**Your instructions**
Of the entries below, copy only those lines that contain the word "text".

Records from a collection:
>>>
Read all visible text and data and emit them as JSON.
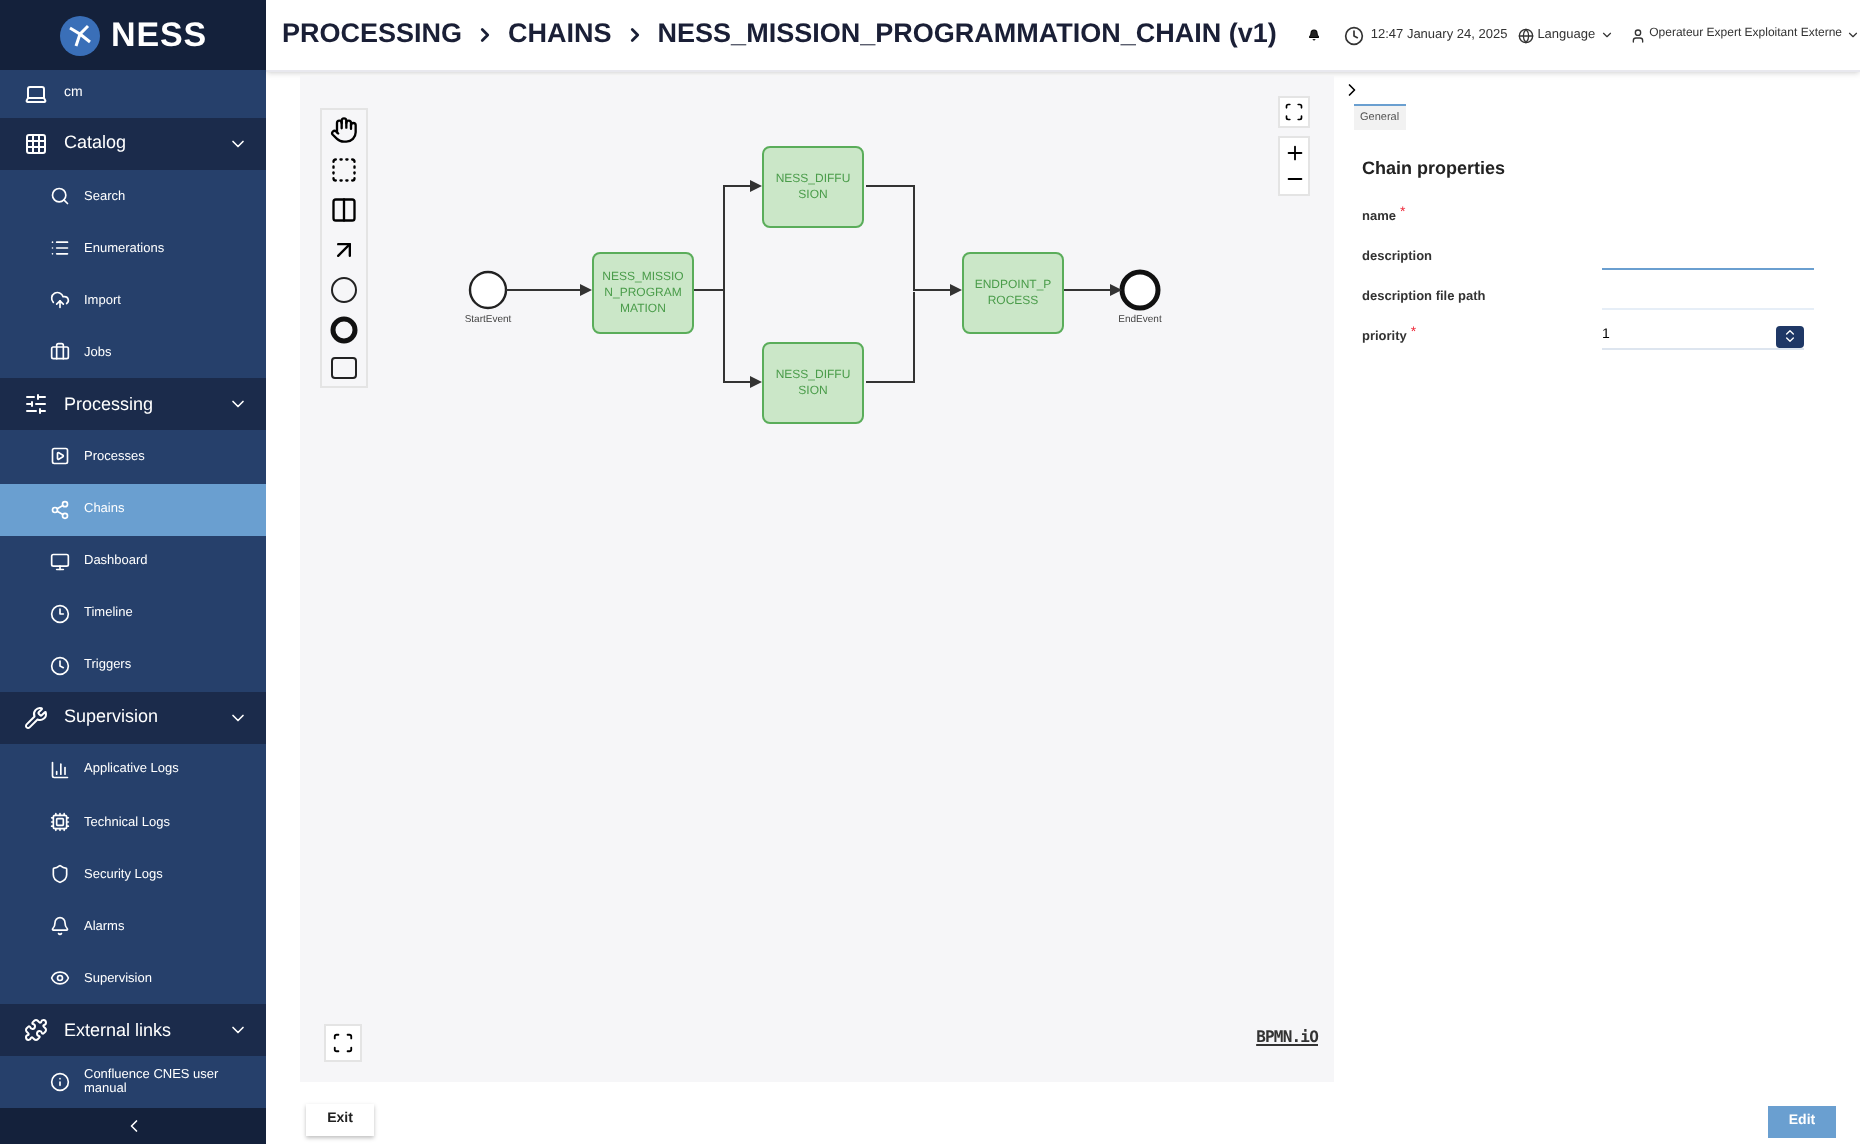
{
  "logo": {
    "text": "NESS"
  },
  "sidebar": {
    "items": [
      {
        "kind": "link",
        "label": "cm",
        "selected": false
      },
      {
        "kind": "section",
        "label": "Catalog",
        "expanded": true,
        "children": [
          {
            "label": "Search",
            "selected": false
          },
          {
            "label": "Enumerations",
            "selected": false
          },
          {
            "label": "Import",
            "selected": false
          },
          {
            "label": "Jobs",
            "selected": false
          }
        ]
      },
      {
        "kind": "section",
        "label": "Processing",
        "expanded": true,
        "children": [
          {
            "label": "Processes",
            "selected": false
          },
          {
            "label": "Chains",
            "selected": true
          },
          {
            "label": "Dashboard",
            "selected": false
          },
          {
            "label": "Timeline",
            "selected": false
          },
          {
            "label": "Triggers",
            "selected": false
          }
        ]
      },
      {
        "kind": "section",
        "label": "Supervision",
        "expanded": true,
        "children": [
          {
            "label": "Applicative Logs",
            "selected": false
          },
          {
            "label": "Technical Logs",
            "selected": false
          },
          {
            "label": "Security Logs",
            "selected": false
          },
          {
            "label": "Alarms",
            "selected": false
          },
          {
            "label": "Supervision",
            "selected": false
          }
        ]
      },
      {
        "kind": "section",
        "label": "External links",
        "expanded": true,
        "children": [
          {
            "label": "Confluence CNES user manual",
            "selected": false
          }
        ]
      }
    ]
  },
  "breadcrumb": [
    "PROCESSING",
    "CHAINS",
    "NESS_MISSION_PROGRAMMATION_CHAIN (v1)"
  ],
  "header": {
    "datetime": "12:47 January 24, 2025",
    "language": "Language",
    "user": "Operateur Expert Exploitant Externe"
  },
  "diagram": {
    "start": {
      "label": "StartEvent"
    },
    "end": {
      "label": "EndEvent"
    },
    "tasks": [
      {
        "label": "NESS_MISSION_PROGRAMMATION"
      },
      {
        "label": "NESS_DIFFUSION"
      },
      {
        "label": "NESS_DIFFUSION"
      },
      {
        "label": "ENDPOINT_PROCESS"
      }
    ],
    "watermark_link": "BPMN.iO"
  },
  "panel": {
    "tabs": [
      {
        "label": "General",
        "selected": true
      }
    ],
    "title": "Chain properties",
    "fields": [
      {
        "kind": "none",
        "label": "name",
        "required_mark": "*"
      },
      {
        "kind": "text",
        "label": "description",
        "focused": true
      },
      {
        "kind": "text",
        "label": "description file path",
        "focused": false
      },
      {
        "kind": "number",
        "label": "priority",
        "required_mark": "*",
        "value": "1",
        "focused": false
      }
    ]
  },
  "buttons": {
    "exit": "Exit",
    "edit": "Edit"
  }
}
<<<
**Task solution**
Read all visible text and data and emit them as JSON.
    "text": "NESS"
        "kind": "text",
        "kind": "text",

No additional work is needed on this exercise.